Cyclopian Horror.jpg
A mistlurker-like "Cyclopian Horror" in Hearthstone.
Classification

Large Elemental

Faction/Affiliation
Racial leader(s)
Homeworld
Environment

Mists

Area(s)
Primary language(s)

Unknown

Secondary language(s)
Sources: Mists of Pandaria

Mistlurkers, as their name implies, are creatures that lurk within the mists of Pandaria, and seem to be made of it. They make their first appearance with the World of Warcraft: Mists of Pandaria expansion.

Normally mindless and predatory, the ones of the Townlong Sumprushes show signs of intelligence.

Background

Mistlurker.png

The mistlurkers are primitive peaceful creatures living in the Lower and Upper Sumprushes of Townlong Steppes. At some point the yaungol shaman, who used special torches to communicate with them, started working alongside them. However, recently the mist-shaman started using those same torches to control and kill the mistlurkers that refused their orders.[1] Most of them do not speak the languages spoken by humans or orcs, however a few like Orbiss have learned to speak it.[2]

The mist helps sustain their bodies. Mist that is warm and fragrant, like the mist in the Upper Sumprushes, is nutritive to them.[3] They also ingest plants[4] and plant-like creatures, like the nature spirits[5] and drink the blood of creatures they can capture.[6]

The crew of the Barnacle encountered a mistlurker when venturing into the caves of the Timeless Isle. They were surprised when the moss and lichen lining the wall detached itself and began shambling toward them. A choking gas billowed from the mistlurker's many fungal blossoms. The vines and ferns making up its hide regrew rapidly wherever it was struck.[7]

Notable

Golgoss, a Sumprush mistlurker.

Types

Notes

  • These creatures share the skeleton and animations of fungal giants.
  • Most mistlurkers are elementals, with a few exceptions who are abberrations.

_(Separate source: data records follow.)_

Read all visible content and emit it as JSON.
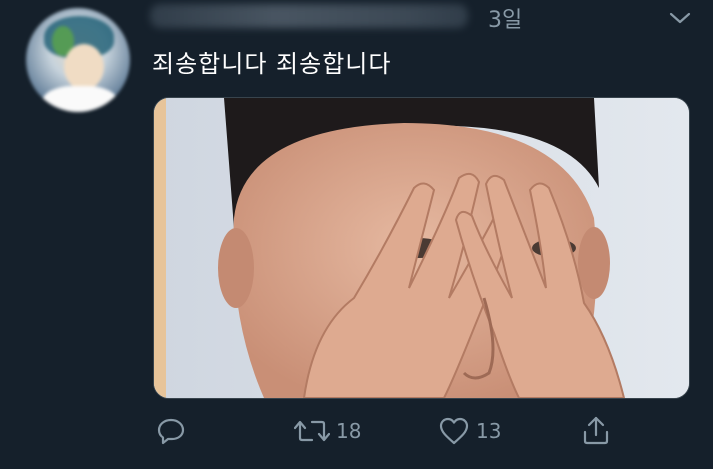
{
  "tweet": {
    "time": "3일",
    "text": "죄송합니다 죄송합니다"
  },
  "actions": {
    "retweet_count": "18",
    "like_count": "13"
  },
  "icons": {
    "reply": "reply-icon",
    "retweet": "retweet-icon",
    "like": "heart-icon",
    "share": "share-icon",
    "more": "chevron-down-icon"
  },
  "colors": {
    "background": "#15202b",
    "muted": "#8899a6",
    "text": "#ffffff"
  }
}
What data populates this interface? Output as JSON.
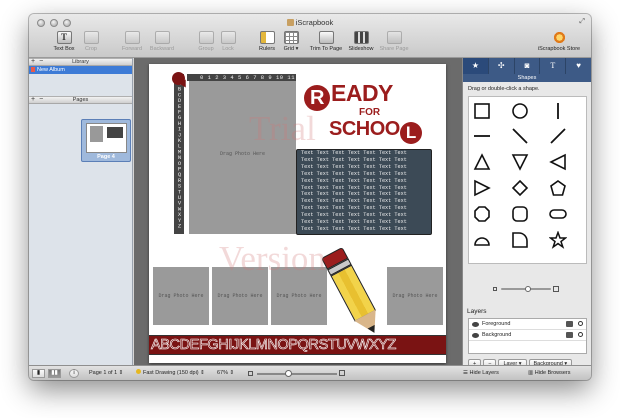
{
  "window": {
    "title": "iScrapbook"
  },
  "toolbar": {
    "items": [
      {
        "label": "Text Box",
        "enabled": true
      },
      {
        "label": "Crop",
        "enabled": false
      },
      {
        "label": "Forward",
        "enabled": false
      },
      {
        "label": "Backward",
        "enabled": false
      },
      {
        "label": "Group",
        "enabled": false
      },
      {
        "label": "Lock",
        "enabled": false
      },
      {
        "label": "Rulers",
        "enabled": true
      },
      {
        "label": "Grid",
        "enabled": true
      },
      {
        "label": "Trim To Page",
        "enabled": true
      },
      {
        "label": "Slideshow",
        "enabled": true
      },
      {
        "label": "Share Page",
        "enabled": false
      },
      {
        "label": "iScrapbook Store",
        "enabled": true
      }
    ]
  },
  "sidebar": {
    "library_header": "Library",
    "album_name": "New Album",
    "pages_header": "Pages",
    "page_thumb_label": "Page 4"
  },
  "page": {
    "number_strip": "0 1 2 3 4 5 6 7 8 9 10 11 12 13 14 15",
    "alphabet_vertical": "ABCDEFGHIJKLMNOPQRSTUVWXYZ",
    "photo_placeholder": "Drag Photo Here",
    "ready_circle": "R",
    "ready_rest": "EADY",
    "for": "FOR",
    "school_text": "SCHOO",
    "school_circle": "L",
    "textbox_line": "Text Text Text Text Text Text Text",
    "alphabet_bar": "ABCDEFGHIJKLMNOPQRSTUVWXYZ",
    "watermark_1": "Trial",
    "watermark_2": "Version"
  },
  "right_panel": {
    "tabs": [
      "star-tab",
      "puzzle-tab",
      "camera-tab",
      "text-tab",
      "heart-tab"
    ],
    "active_tab_caption": "Shapes",
    "hint": "Drag or double-click a shape.",
    "layers_header": "Layers",
    "layers": [
      "Foreground",
      "Background"
    ],
    "add_label": "+",
    "remove_label": "−",
    "layer_menu": "Layer",
    "layer_select": "Background"
  },
  "bottombar": {
    "page_indicator": "Page 1 of 1",
    "drawing_mode": "Fast Drawing (150 dpi)",
    "zoom": "67%",
    "hide_layers": "Hide Layers",
    "hide_browsers": "Hide Browsers"
  },
  "colors": {
    "accent_red": "#9b1d1d",
    "selection_blue": "#3d7bd6",
    "panel_blue": "#3d5a86",
    "textbox_slate": "#3c4a56"
  }
}
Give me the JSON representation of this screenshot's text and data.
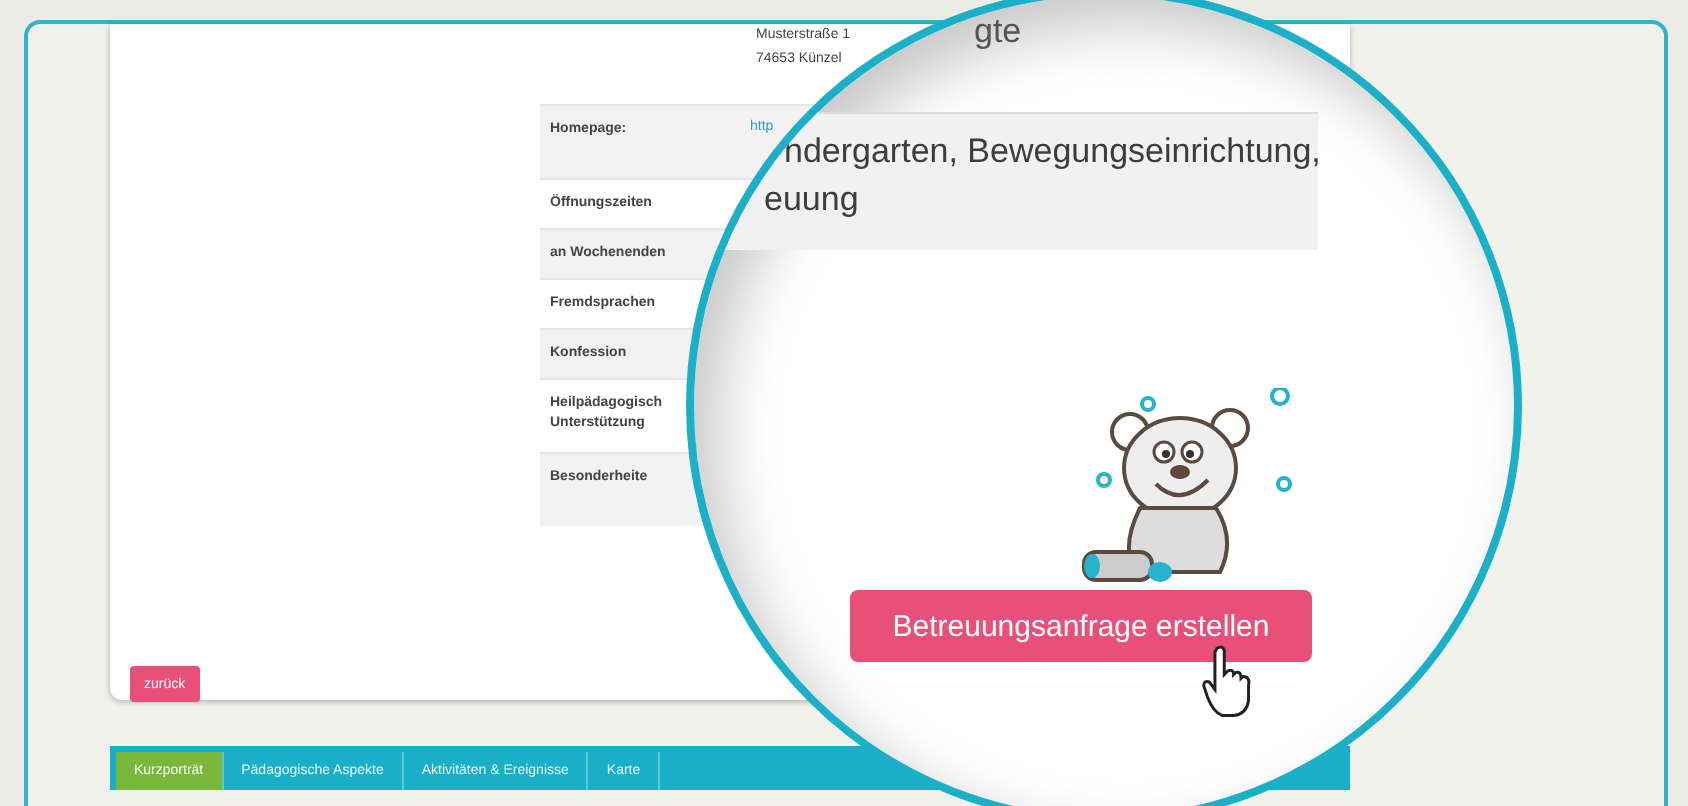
{
  "address": [
    "Musterstraße 1",
    "74653 Künzel"
  ],
  "details": [
    {
      "label": "Homepage:",
      "value": "http"
    },
    {
      "label": "Öffnungszeiten"
    },
    {
      "label": "an Wochenenden"
    },
    {
      "label": "Fremdsprachen"
    },
    {
      "label": "Konfession"
    },
    {
      "label": "Heilpädagogisch Unterstützung"
    },
    {
      "label": "Besonderheite"
    }
  ],
  "back_button": "zurück",
  "tabs": [
    {
      "label": "Kurzporträt",
      "selected": true
    },
    {
      "label": "Pädagogische Aspekte",
      "selected": false
    },
    {
      "label": "Aktivitäten & Ereignisse",
      "selected": false
    },
    {
      "label": "Karte",
      "selected": false
    }
  ],
  "magnifier": {
    "heading_fragment": "gte",
    "lines": [
      "ndergarten, Bewegungseinrichtung,",
      "euung"
    ],
    "button": "Betreuungsanfrage erstellen"
  }
}
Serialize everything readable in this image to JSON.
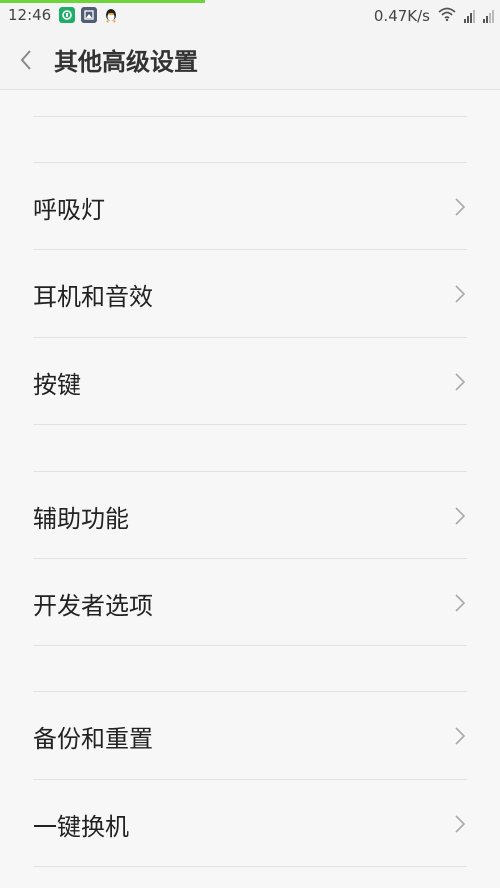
{
  "status_bar": {
    "time": "12:46",
    "speed": "0.47K/s",
    "notification_icons": [
      "green-app-icon",
      "album-app-icon",
      "qq-penguin-icon"
    ],
    "system_icons": [
      "wifi-icon",
      "signal-icon",
      "signal-icon"
    ]
  },
  "header": {
    "title": "其他高级设置",
    "back_icon": "chevron-left-icon"
  },
  "menu": {
    "items": [
      {
        "label": "呼吸灯"
      },
      {
        "label": "耳机和音效"
      },
      {
        "label": "按键"
      },
      {
        "label": "辅助功能"
      },
      {
        "label": "开发者选项"
      },
      {
        "label": "备份和重置"
      },
      {
        "label": "一键换机"
      }
    ]
  },
  "colors": {
    "background": "#f7f7f7",
    "divider": "#e2e2e2",
    "progress": "#6fd43c"
  }
}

Inspiration

The mistlurker design may have been inspired by Likho the One-Eyed, a malevolent spirit of the wilds from Slavic folklore.

References